Nader outlines issues prior to rally at UH
By Derrick DePledge
Advertiser Government Writer
By Derrick DePledge
Consumer advocate Ralph Nader has identified a dozen issues, from single-payer health insurance to cutting the military budget to repealing anti-union laws, that distinguish him from the two major party candidates for president.
But the one that separates him most, and that has defined his activism for much of his life, is corporate influence on politics and government.
"The central issue in our country is the overwhelming power of global corporations, on our government, on our elections, and on our economy," Nader said yesterday in a telephone interview from Washington, D.C. "Commercialism is running riot over civic values that represent the heart and core of a civilization."
The consumer advocate and attorney will bring his independent presidential campaign to the Islands tomorrow night for a rally at the University of Hawai'i-Manoa. Nader — the second presidential candidate to campaign here this election cycle, after U.S. Rep. Dennis Kucinich, D-Ohio, dropped by last September — is dismissive of the way major party candidates have traditionally bypassed Hawai'i and Alaska.
Hawai'i-born U.S. Sen. Barack Obama, D-Ill., the presumptive Democratic nominee, has no immediate plans to visit Hawai'i. Local volunteers for U.S. Sen. John McCain, R-Ariz., the presumptive Republican nominee, said a Hawai'i stop is not on McCain's schedule.
"Not since Richard Nixon (in 1960), I think, has any presidential nominee — we're talking nominee now — ever gone to Alaska and Hawai'i. And that's disgraceful. That is disrespecting the people there," Nader said.
Many Democrats have suggested Nader could take votes away from Obama because he appeals to progressives with his unabashed assaults on corporations and the Bush administration. Nader's claim that Obama and McCain are essentially the same in capitulating to corporate power also undermines Obama's message as an agent of change.
Some Obama supporters are also upset with Nader's criticism of Obama last week, when Nader said in a statement that Obama "is not willing to tackle the white power structure — whether in the form of the corporate power structure or many of the super-rich — who are taking advantage of 100 million low-income Americans who are suffering in poverty or near poverty."
Brian Schatz, the state Democratic Party of Hawai'i chairman, said he believes most local progressives who may have supported Nader's campaigns in the past have moved on and are solidly behind Obama. He said Obama will likely do well here regardless of whether his schedule permits a family or campaign visit before the November election.
"We're going to go out and earn every vote, but Ralph Nader doesn't worry us like he used to," Schatz said. "I think a lot of progressive-minded people learned their lesson over the last seven years."
Andy Winer, an attorney and Democratic strategist active in the local Obama campaign, said Nader's notion that Obama and McCain are too much alike politically ignores significant policy differences on issues such as the war in Iraq and offshore oil drilling. "It's simply off base," he said.
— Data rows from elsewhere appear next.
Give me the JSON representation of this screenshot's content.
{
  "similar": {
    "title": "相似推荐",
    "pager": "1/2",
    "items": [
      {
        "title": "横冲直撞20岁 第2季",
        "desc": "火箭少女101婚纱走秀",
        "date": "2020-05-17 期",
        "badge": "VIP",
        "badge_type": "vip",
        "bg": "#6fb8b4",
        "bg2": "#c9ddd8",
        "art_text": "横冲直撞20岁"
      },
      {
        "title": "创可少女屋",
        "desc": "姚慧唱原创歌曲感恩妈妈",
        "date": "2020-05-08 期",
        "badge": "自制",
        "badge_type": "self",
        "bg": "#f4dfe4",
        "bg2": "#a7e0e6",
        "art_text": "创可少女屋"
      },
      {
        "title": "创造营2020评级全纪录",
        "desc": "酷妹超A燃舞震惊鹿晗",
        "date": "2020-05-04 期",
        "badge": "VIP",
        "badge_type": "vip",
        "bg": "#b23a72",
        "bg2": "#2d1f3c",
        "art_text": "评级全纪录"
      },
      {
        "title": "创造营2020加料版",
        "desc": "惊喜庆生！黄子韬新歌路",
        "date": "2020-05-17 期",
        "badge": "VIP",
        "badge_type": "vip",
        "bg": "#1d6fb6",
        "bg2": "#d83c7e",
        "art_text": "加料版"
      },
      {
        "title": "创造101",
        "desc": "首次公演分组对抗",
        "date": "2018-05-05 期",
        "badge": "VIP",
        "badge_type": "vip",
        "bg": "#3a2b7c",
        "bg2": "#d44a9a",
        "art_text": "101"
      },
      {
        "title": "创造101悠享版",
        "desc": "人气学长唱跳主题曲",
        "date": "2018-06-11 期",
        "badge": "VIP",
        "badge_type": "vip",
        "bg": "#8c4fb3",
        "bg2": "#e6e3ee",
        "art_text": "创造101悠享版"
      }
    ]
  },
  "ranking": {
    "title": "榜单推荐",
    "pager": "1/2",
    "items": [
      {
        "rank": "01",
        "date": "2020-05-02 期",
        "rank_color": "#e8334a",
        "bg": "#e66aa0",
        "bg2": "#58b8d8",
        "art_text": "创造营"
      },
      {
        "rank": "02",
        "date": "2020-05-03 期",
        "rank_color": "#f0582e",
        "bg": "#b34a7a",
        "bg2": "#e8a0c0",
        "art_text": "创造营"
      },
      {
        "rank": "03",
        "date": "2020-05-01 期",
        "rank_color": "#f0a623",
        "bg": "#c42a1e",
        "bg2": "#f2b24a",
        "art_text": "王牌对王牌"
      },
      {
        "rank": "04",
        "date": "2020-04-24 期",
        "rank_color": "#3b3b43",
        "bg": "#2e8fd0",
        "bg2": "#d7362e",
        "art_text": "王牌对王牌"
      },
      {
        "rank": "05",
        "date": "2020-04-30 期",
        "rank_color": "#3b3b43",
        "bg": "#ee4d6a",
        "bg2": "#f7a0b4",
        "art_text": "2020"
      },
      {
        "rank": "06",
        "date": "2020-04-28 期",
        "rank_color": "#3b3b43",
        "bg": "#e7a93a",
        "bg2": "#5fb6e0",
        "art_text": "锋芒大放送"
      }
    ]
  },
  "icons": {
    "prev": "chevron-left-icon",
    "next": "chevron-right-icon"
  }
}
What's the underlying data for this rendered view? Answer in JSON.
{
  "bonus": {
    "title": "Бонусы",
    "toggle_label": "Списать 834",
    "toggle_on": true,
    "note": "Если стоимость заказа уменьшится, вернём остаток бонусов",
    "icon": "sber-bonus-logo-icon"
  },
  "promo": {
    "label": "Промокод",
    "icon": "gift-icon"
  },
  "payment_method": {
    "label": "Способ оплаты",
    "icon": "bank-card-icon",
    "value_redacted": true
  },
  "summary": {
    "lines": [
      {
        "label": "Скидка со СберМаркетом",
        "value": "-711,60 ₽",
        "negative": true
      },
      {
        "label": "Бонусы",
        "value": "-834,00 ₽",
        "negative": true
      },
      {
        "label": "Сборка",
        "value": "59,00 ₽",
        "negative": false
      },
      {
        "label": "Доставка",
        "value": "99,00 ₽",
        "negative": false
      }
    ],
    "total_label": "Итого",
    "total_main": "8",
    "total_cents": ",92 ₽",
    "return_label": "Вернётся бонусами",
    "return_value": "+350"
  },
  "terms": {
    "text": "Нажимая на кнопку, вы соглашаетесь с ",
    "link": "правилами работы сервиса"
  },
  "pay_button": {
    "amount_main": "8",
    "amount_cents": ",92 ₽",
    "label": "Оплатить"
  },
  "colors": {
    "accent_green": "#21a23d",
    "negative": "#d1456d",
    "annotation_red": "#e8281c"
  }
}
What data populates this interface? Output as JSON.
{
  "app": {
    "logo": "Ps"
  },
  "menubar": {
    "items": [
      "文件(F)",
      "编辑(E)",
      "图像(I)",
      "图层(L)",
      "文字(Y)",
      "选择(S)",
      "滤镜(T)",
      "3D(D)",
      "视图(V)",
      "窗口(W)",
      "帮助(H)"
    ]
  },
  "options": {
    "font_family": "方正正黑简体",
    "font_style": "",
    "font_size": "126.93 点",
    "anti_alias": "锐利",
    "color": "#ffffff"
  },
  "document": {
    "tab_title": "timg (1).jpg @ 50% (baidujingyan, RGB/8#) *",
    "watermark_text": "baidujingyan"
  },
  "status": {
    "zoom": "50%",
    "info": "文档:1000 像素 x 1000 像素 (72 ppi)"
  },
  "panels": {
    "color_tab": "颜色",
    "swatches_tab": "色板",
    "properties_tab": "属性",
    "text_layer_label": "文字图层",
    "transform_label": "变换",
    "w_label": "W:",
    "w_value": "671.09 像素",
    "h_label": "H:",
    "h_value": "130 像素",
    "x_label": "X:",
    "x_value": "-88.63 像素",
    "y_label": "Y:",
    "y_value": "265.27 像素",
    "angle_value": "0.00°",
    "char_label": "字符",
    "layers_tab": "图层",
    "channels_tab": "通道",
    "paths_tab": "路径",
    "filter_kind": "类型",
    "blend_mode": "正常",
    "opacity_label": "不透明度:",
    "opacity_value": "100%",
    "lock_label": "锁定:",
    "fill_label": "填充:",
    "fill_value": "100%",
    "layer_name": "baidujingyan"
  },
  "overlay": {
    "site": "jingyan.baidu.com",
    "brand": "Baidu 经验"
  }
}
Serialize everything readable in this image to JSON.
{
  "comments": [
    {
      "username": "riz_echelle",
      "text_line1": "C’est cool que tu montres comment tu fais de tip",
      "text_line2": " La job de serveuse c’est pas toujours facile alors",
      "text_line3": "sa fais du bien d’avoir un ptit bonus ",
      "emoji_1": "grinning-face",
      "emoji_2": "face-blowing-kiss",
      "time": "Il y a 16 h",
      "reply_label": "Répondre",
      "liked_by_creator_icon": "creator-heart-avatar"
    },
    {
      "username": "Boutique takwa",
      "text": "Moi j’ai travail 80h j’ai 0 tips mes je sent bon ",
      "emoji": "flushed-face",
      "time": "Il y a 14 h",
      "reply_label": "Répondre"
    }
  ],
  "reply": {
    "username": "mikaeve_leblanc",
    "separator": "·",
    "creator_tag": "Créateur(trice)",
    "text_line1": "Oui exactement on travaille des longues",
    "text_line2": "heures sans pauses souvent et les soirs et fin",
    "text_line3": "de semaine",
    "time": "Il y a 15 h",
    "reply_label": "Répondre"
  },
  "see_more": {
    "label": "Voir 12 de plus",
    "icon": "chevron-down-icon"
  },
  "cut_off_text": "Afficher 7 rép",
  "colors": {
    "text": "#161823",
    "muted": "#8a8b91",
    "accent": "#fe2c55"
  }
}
State Rep. Gene Ward, R-17th (Kalama Valley, Queens Gate, Hawai'i Kai), who is active with the local McCain campaign, said Obama and McCain also differ on national defense, healthcare and taxation.
Ward said McCain has been a champion of reducing the influence of corporate money in politics and was the co-author of a federal campaign-finance reform law which, among other things, banned national political parties from raising or spending so-called "soft money" donations from interest groups.
"I think his claim that they are Tweedledee and Tweedledum is kind of old and tired," Ward said.
Nader became a national symbol for consumer advocacy after he successfully fought for seat belts and other safety features on automobiles, for stronger clean air and water standards, and for food inspections and labeling.
Over the past decade, however, he has been known more for his failed presidential campaigns.
Nader did not get on the ballot in Hawai'i in 2004 and filed lawsuits in state and federal courts over ballot access. The courts here ruled against his claims but he is appealing. Nader has qualified for the state's ballot this year.
At tomorrow's appearance, Nader said he would speak about Hawai'i's high consumer prices, which he believes are linked to antitrust issues, and praise the state for progress on renewable energy. Hawai'i is the first state to require that new single-family homes built after 2010 have solar-water heaters. Nader is calling for an expansion of wind and solar power as alternatives to fossil-fuel as part of his campaign.
"I didn't start running for president until the doors started closing in Washington against consumer, environmental, labor and other citizen groups," he said. "So when you don't have a chance to have a chance to improve your country on Capitol Hill and before the regulatory agencies, you either close up shop and go to Monterey and watch the whales or you go into the electoral arena."
Reach Derrick DePledge at firstname.lastname@example.org.